- Work required -
Copy out every record below exactly as written, but leave out any pictures.

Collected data

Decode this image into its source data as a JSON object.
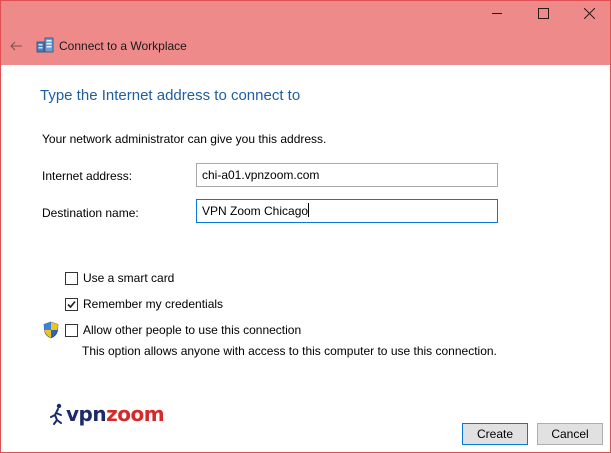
{
  "window": {
    "title": "Connect to a Workplace",
    "controls": [
      "minimize-icon",
      "maximize-icon",
      "close-icon"
    ],
    "titlebar_color": "#ee8a8a"
  },
  "page": {
    "heading": "Type the Internet address to connect to",
    "note": "Your network administrator can give you this address."
  },
  "form": {
    "internet_address_label": "Internet address:",
    "internet_address_value": "chi-a01.vpnzoom.com",
    "destination_name_label": "Destination name:",
    "destination_name_value": "VPN Zoom Chicago"
  },
  "options": {
    "smart_card_label": "Use a smart card",
    "smart_card_checked": false,
    "remember_label": "Remember my credentials",
    "remember_checked": true,
    "allow_others_label": "Allow other people to use this connection",
    "allow_others_checked": false,
    "allow_others_description": "This option allows anyone with access to this computer to use this connection."
  },
  "branding": {
    "logo_text_a": "vpn",
    "logo_text_b": "zoom"
  },
  "buttons": {
    "create": "Create",
    "cancel": "Cancel"
  },
  "colors": {
    "accent": "#0a78d7",
    "heading": "#1e5fa0",
    "logo_blue": "#1b2a6b",
    "logo_red": "#d62a2a"
  }
}
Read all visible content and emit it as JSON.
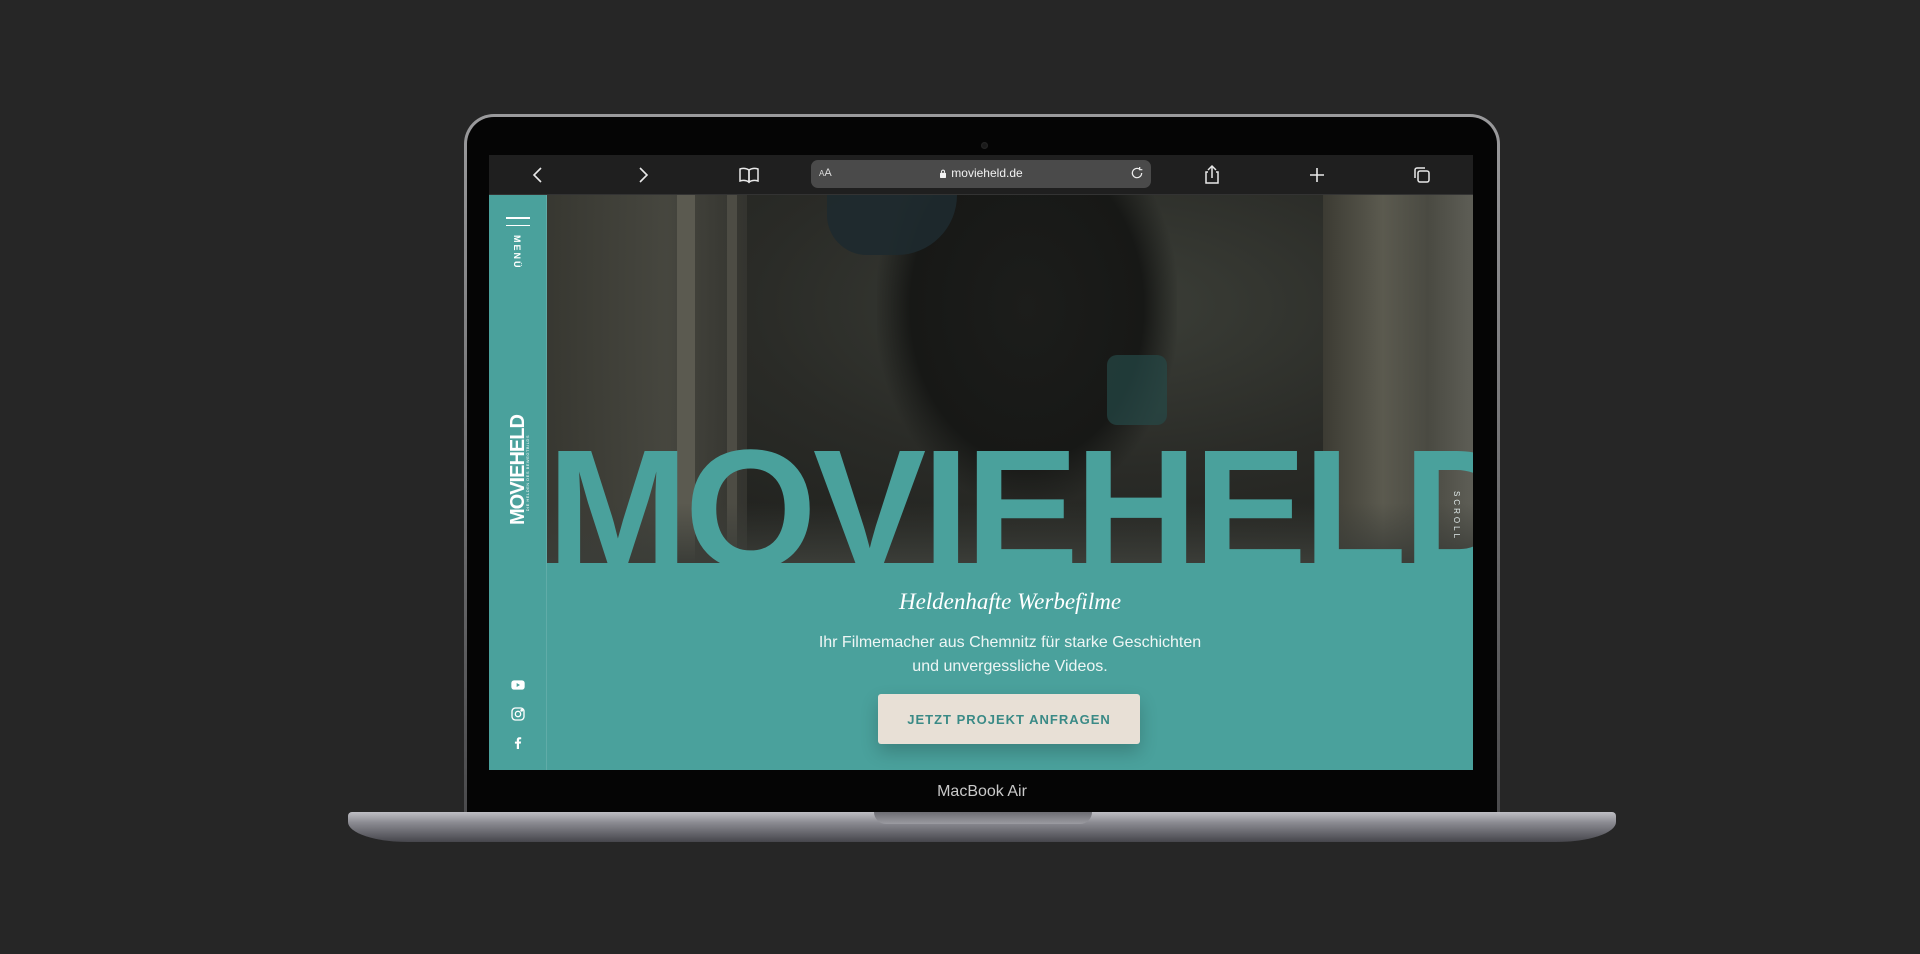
{
  "browser": {
    "url": "movieheld.de",
    "reader_label": "AA",
    "icons": [
      "back-icon",
      "forward-icon",
      "bookmarks-icon",
      "lock-icon",
      "reload-icon",
      "share-icon",
      "new-tab-icon",
      "tabs-icon"
    ]
  },
  "sidebar": {
    "menu_label": "MENÜ",
    "logo_text": "MOVIEHELD",
    "logo_subtitle": "DIE HELDEN DES BEWEGTBILDS",
    "socials": [
      "youtube-icon",
      "instagram-icon",
      "facebook-icon"
    ]
  },
  "hero": {
    "title": "MOVIEHELD",
    "scroll_label": "SCROLL"
  },
  "content": {
    "tagline": "Heldenhafte Werbefilme",
    "description_line1": "Ihr Filmemacher aus Chemnitz für starke Geschichten",
    "description_line2": "und unvergessliche Videos.",
    "cta_label": "JETZT PROJEKT ANFRAGEN"
  },
  "device": {
    "label": "MacBook Air"
  },
  "colors": {
    "accent": "#4aa19c",
    "button_bg": "#e8e0d6",
    "button_text": "#3a8a86",
    "background": "#262626"
  }
}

- Exercise response -
Decode this image into its source data as a JSON object.
{
  "window": {
    "title": "Connect to a Workplace",
    "controls": [
      "minimize-icon",
      "maximize-icon",
      "close-icon"
    ],
    "titlebar_color": "#ee8a8a"
  },
  "page": {
    "heading": "Type the Internet address to connect to",
    "note": "Your network administrator can give you this address."
  },
  "form": {
    "internet_address_label": "Internet address:",
    "internet_address_value": "chi-a01.vpnzoom.com",
    "destination_name_label": "Destination name:",
    "destination_name_value": "VPN Zoom Chicago"
  },
  "options": {
    "smart_card_label": "Use a smart card",
    "smart_card_checked": false,
    "remember_label": "Remember my credentials",
    "remember_checked": true,
    "allow_others_label": "Allow other people to use this connection",
    "allow_others_checked": false,
    "allow_others_description": "This option allows anyone with access to this computer to use this connection."
  },
  "branding": {
    "logo_text_a": "vpn",
    "logo_text_b": "zoom"
  },
  "buttons": {
    "create": "Create",
    "cancel": "Cancel"
  },
  "colors": {
    "accent": "#0a78d7",
    "heading": "#1e5fa0",
    "logo_blue": "#1b2a6b",
    "logo_red": "#d62a2a"
  }
}
Read all visible content and emit it as JSON.
{
  "browser": {
    "url": "movieheld.de",
    "reader_label": "AA",
    "icons": [
      "back-icon",
      "forward-icon",
      "bookmarks-icon",
      "lock-icon",
      "reload-icon",
      "share-icon",
      "new-tab-icon",
      "tabs-icon"
    ]
  },
  "sidebar": {
    "menu_label": "MENÜ",
    "logo_text": "MOVIEHELD",
    "logo_subtitle": "DIE HELDEN DES BEWEGTBILDS",
    "socials": [
      "youtube-icon",
      "instagram-icon",
      "facebook-icon"
    ]
  },
  "hero": {
    "title": "MOVIEHELD",
    "scroll_label": "SCROLL"
  },
  "content": {
    "tagline": "Heldenhafte Werbefilme",
    "description_line1": "Ihr Filmemacher aus Chemnitz für starke Geschichten",
    "description_line2": "und unvergessliche Videos.",
    "cta_label": "JETZT PROJEKT ANFRAGEN"
  },
  "device": {
    "label": "MacBook Air"
  },
  "colors": {
    "accent": "#4aa19c",
    "button_bg": "#e8e0d6",
    "button_text": "#3a8a86",
    "background": "#262626"
  }
}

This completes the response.